I may have spoken about the Civil Service on more than one occasion. I have had dealings with them in my professional life over the years, and can speak from experience also as some of my best friends are also on Her Majesty's payroll.
Those of you who are au fait will know that the Civil Service has a fairly rigid structure, and everyone works to their grade. I think that the grades are ranked as below, though I do have my doubts about whether SGB 1 or SGB 2 is higher, and I am aware that there are ongoing efforts to bring about change. But I still believe that the ranking below applies more or less.
SGB 1 (Ability to use basic tools desirable, but not essential)
SGB 2 (As above. There is no difference, except about £20 a week)
AA (Must not show any initiative. Not allowed free use of telephone)
AO (As above, but internal telephone calls permitted)
EO (Should show the ability to demonstrate the opposable thumb)
HEO (A level of intelligence sufficient to prepare a spreadsheet)
SEO (First class rail travel is permitted)
Grade 7 (Must have developed a teflon back)
Grade 6 (Works from home on Fridays)
Grade 5 (This is where SCS, or Senior Civil Servants, begins; motto: The Best Is Not Good Enough. Rarely seen in the wild)
Grade 4... and so on,up to the heights of Perm Sec and beyond.
However, the one thing I have noticed during my recent sojourns in the dark recesses of government is that the grades, and the people in them are curiously well matched. Of course, there will always be people who are destined for greater things, just as there are those who are clearly not of the standard to occupy the positions in which they find themselves. But, on the whole, things just seem to fit.

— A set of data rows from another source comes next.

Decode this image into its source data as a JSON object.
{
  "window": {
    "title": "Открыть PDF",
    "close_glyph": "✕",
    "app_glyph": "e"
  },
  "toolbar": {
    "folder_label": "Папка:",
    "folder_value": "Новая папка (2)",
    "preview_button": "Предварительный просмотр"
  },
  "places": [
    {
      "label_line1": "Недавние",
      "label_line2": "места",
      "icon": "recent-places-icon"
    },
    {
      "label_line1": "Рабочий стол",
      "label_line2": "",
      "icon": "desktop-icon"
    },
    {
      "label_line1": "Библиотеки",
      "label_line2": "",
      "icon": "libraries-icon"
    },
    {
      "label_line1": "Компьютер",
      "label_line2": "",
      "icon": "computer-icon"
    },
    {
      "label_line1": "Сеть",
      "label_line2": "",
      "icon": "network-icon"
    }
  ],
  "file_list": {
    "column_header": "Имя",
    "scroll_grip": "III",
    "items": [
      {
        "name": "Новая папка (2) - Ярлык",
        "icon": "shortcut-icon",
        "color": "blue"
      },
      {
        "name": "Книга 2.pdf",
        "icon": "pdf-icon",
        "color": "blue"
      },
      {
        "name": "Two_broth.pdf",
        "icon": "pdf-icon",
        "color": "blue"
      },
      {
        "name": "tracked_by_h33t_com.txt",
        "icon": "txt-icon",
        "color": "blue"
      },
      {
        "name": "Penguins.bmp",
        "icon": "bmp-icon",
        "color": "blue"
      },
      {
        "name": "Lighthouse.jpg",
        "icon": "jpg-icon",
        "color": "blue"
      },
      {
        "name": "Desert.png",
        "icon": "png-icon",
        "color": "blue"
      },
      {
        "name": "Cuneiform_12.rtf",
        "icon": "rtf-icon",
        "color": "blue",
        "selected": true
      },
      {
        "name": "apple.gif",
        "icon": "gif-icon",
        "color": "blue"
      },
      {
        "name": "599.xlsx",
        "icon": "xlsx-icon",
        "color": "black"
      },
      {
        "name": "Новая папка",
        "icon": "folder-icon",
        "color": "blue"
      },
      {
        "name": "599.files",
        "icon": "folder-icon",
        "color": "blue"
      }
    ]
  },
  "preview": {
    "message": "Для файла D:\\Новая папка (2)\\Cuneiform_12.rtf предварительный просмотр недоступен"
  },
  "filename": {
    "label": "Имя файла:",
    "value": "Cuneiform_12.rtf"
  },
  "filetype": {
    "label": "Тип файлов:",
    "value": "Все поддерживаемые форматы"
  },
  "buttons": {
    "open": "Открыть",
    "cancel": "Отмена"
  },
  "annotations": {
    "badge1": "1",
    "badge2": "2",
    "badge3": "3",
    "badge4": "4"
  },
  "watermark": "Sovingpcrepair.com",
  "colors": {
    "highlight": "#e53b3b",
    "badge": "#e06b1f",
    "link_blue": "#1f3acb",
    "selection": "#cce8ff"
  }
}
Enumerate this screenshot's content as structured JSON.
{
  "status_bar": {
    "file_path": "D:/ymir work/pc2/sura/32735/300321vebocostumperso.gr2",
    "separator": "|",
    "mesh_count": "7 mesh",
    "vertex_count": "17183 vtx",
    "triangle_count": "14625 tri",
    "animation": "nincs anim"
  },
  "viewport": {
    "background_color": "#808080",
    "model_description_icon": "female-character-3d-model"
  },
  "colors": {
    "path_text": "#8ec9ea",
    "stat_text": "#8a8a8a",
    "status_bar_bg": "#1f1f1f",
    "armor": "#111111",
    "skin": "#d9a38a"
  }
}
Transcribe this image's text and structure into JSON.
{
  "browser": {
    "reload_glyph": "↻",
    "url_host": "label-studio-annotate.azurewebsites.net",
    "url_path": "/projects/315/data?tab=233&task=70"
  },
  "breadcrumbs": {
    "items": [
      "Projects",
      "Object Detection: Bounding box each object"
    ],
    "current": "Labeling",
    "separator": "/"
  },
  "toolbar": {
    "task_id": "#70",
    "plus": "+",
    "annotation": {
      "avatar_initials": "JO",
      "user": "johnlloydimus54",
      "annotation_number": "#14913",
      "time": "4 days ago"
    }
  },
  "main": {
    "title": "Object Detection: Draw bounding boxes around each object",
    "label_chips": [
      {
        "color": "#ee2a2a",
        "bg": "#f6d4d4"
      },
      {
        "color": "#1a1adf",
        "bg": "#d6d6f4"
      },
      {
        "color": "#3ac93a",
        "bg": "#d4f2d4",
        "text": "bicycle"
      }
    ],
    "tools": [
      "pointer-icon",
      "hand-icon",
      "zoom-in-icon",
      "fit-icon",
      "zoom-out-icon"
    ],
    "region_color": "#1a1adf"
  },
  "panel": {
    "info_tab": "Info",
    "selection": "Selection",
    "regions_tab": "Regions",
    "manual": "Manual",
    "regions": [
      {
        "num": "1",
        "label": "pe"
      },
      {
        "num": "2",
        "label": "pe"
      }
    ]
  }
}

It becomes a terrible habit after a while to look at someone and wonder - almost before anything else - what grade they are, before nodding sagely when one discovers that one is right.
I's strictly roots.